All nine sections are finished and ready to be threaded through the heddles on the loom.  They are the little wires that you see in the background.  That will be a project for another day.


Today I have the dyepot on the stove again.  I'm dying the background for the Forest Secrets rug.  I am hoping for a nice dark blue green.  I pulled out some dark green from a previous project and am overdying it with dark blue. 
Tomorrow is the Blue and Gray hooking meeting.  I need something easy to work on so if I do more talking than thinking I won't mess up too bad!  LOL!!!

Hope you are having a great weekend.
Happy Hooking, etc!

11 comments:

  1. This is one fascinating post Pat! I love seeing how you thread that beautiful loom! I fear I'd be one big glob of threads if I tried that! You are organized with all the right equipment. I'm smiling at how Dieter looks impressed and stays out of the way! And you're dyeing wool too? OMG how do you get so much done?!! ( and blog as well!) You've inspired me to get back to my hooking at least! Thank-you dear friend for sharing this!
    Cathy G

    ReplyDelete
  2. Pat,
    What an exciting craft, can't wait to see the finished product. Thanks for sharing, I've never seen anything like it..
    Blessings,
    ~Ronda~

    ReplyDelete
  3. Thanks for sharing, I just saw a couple of your towels on some blogs and wow lady you do wonderful work. the towels looks so soft and primitive just the way I would want them. You are amazing with all you do, have been trying to read some of your past posts wow again. Glad I found your blog.

    ReplyDelete
  4. Hi Pat - love the picture of Dieter! The loom business is beyond me - sure looks complicated. Hope to see you in Gburg tomorrow.

    ReplyDelete
  5. You are fascinating.
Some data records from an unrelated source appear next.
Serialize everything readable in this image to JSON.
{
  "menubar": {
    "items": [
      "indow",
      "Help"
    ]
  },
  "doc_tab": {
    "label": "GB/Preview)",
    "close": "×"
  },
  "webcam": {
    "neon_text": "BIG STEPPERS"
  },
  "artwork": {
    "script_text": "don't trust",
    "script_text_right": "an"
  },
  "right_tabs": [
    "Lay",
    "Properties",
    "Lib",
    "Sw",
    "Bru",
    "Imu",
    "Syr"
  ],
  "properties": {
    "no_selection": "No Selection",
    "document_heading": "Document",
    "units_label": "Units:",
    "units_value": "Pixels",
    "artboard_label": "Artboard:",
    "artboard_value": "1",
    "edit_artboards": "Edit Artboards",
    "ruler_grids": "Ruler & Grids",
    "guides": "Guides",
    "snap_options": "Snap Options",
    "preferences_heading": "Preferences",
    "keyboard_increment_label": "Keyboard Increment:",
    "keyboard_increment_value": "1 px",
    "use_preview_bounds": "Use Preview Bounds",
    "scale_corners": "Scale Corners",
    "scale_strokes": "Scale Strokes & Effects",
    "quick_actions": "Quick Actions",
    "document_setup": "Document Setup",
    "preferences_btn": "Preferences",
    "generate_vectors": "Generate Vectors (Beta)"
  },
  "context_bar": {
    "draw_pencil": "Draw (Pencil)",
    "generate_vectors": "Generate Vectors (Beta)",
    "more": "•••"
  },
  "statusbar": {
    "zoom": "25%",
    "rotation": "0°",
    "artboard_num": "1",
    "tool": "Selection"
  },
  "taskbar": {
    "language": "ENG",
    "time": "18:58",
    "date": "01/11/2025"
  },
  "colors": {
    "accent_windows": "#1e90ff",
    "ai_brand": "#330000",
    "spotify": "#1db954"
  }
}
Is there anything you can't do.
    Dieter is so pretty.
    Can't wait to see what you weave.

    ReplyDelete
  6. Wow Pat, I understood absolutely nothing in that post lol. But it sure was informative for the ones who do know what you are talking about :). I'm sure you will be producing some absolute beauties from all of "that". Amazed how well your kitty sat there!! I thought I was going to see a huge mess down further in the post. I'm impressed!

    ReplyDelete
  7. Wow - complicated is right Pat - I'm truly fascinated with "all this" - and more so with Dieter - I'm absolutely flabbergasted he didn't come overcome over all those threads! I know my boys would have been wound around the spools somehow! Oh my goodness - Dieter is the best!
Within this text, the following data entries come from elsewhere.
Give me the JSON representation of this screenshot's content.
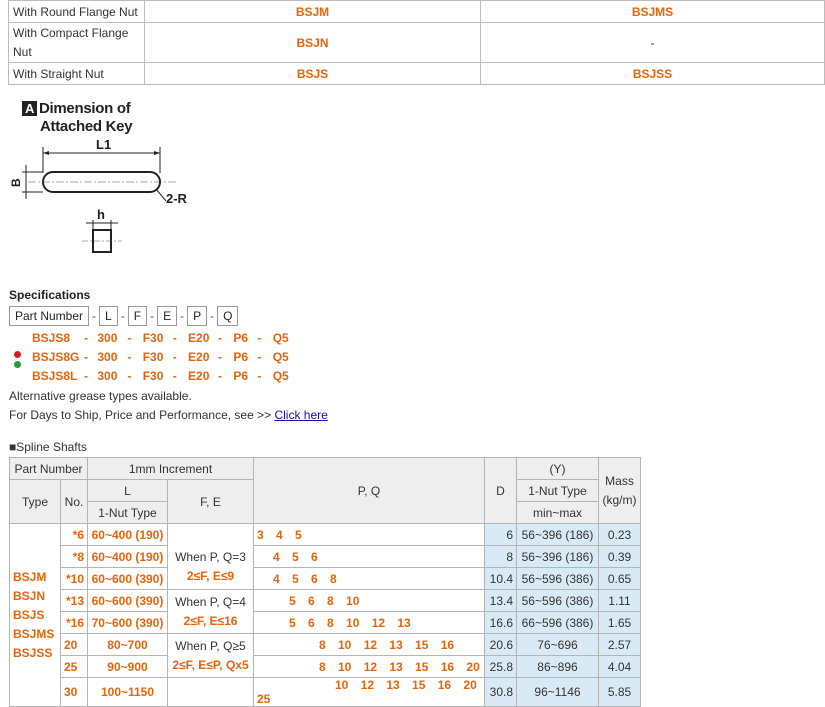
{
  "top_table": [
    {
      "desc": "With Round Flange Nut",
      "a": "BSJM",
      "b": "BSJMS"
    },
    {
      "desc": "With Compact Flange Nut",
      "a": "BSJN",
      "b": "-"
    },
    {
      "desc": "With Straight Nut",
      "a": "BSJS",
      "b": "BSJSS"
    }
  ],
  "key": {
    "badge": "A",
    "title_line1": "Dimension of",
    "title_line2": "Attached Key",
    "l1": "L1",
    "b": "B",
    "r": "2-R",
    "h": "h"
  },
  "spec": {
    "title": "Specifications",
    "boxes": [
      "Part Number",
      "L",
      "F",
      "E",
      "P",
      "Q"
    ],
    "lines": [
      [
        "BSJS8",
        "300",
        "F30",
        "E20",
        "P6",
        "Q5"
      ],
      [
        "BSJS8G",
        "300",
        "F30",
        "E20",
        "P6",
        "Q5"
      ],
      [
        "BSJS8L",
        "300",
        "F30",
        "E20",
        "P6",
        "Q5"
      ]
    ],
    "dot_colors": [
      "#d42020",
      "#2a9a3a"
    ],
    "note1": "Alternative grease types available.",
    "note2_prefix": "For Days to Ship, Price and Performance, see >> ",
    "note2_link": "Click here"
  },
  "spline": {
    "label": "■Spline Shafts",
    "headers": {
      "part_number": "Part Number",
      "increment": "1mm Increment",
      "y": "(Y)",
      "mass": "Mass",
      "mass_unit": "(kg/m)",
      "type": "Type",
      "no": "No.",
      "l": "L",
      "fe": "F, E",
      "pq": "P, Q",
      "d": "D",
      "one_nut": "1-Nut Type",
      "l_sub": "1-Nut Type",
      "minmax": "min~max"
    },
    "types": [
      "BSJM",
      "BSJN",
      "BSJS",
      "BSJMS",
      "BSJSS"
    ],
    "fe_text": [
      "When P, Q=3",
      "2≤F, E≤9",
      "When P, Q=4",
      "2≤F, E≤16",
      "When P, Q≥5",
      "2≤F, E≤P, Qx5"
    ],
    "rows": [
      {
        "no": "*6",
        "l": "60~400 (190)",
        "pq": "3 4 5",
        "pq_indent": 0,
        "d": "6",
        "y": "56~396 (186)",
        "mass": "0.23"
      },
      {
        "no": "*8",
        "l": "60~400 (190)",
        "pq": "4 5 6",
        "pq_indent": 16,
        "d": "8",
        "y": "56~396 (186)",
        "mass": "0.39"
      },
      {
        "no": "*10",
        "l": "60~600 (390)",
        "pq": "4 5 6 8",
        "pq_indent": 16,
        "d": "10.4",
        "y": "56~596 (386)",
        "mass": "0.65"
      },
      {
        "no": "*13",
        "l": "60~600 (390)",
        "pq": "5 6 8 10",
        "pq_indent": 32,
        "d": "13.4",
        "y": "56~596 (386)",
        "mass": "1.11"
      },
      {
        "no": "*16",
        "l": "70~600 (390)",
        "pq": "5 6 8 10 12 13",
        "pq_indent": 32,
        "d": "16.6",
        "y": "66~596 (386)",
        "mass": "1.65"
      },
      {
        "no": "20",
        "l": "80~700",
        "pq": "8 10 12 13 15 16",
        "pq_indent": 62,
        "d": "20.6",
        "y": "76~696",
        "mass": "2.57"
      },
      {
        "no": "25",
        "l": "90~900",
        "pq": "8 10 12 13 15 16 20",
        "pq_indent": 62,
        "d": "25.8",
        "y": "86~896",
        "mass": "4.04"
      },
      {
        "no": "30",
        "l": "100~1150",
        "pq": "10 12 13 15 16 20 25",
        "pq_indent": 78,
        "d": "30.8",
        "y": "96~1146",
        "mass": "5.85"
      }
    ]
  }
}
    ReplyDelete
  8. I was extremely lucky to win one of Pat's handwoven hand towels and words can not express the softness and exquiste design of her work.


    You are truly a master.

    Thanks again

    ReplyDelete
  9. Pat, you sure were busy!!! I think it's always so interesting to see how others warp their looms. I've been doing front to back since I've started weaving and it seems to work for me. My normal warp is 10 yards so I'm a semi-pro. I can't wait to see what you'll be weaving.

    Bread looks so yummy!!!!

    ReplyDelete
  10. Forgot to comment on how cute the picture of Deiter is. By the way Bill has cousins with the same last name.

    ReplyDelete

Thanks for visiting!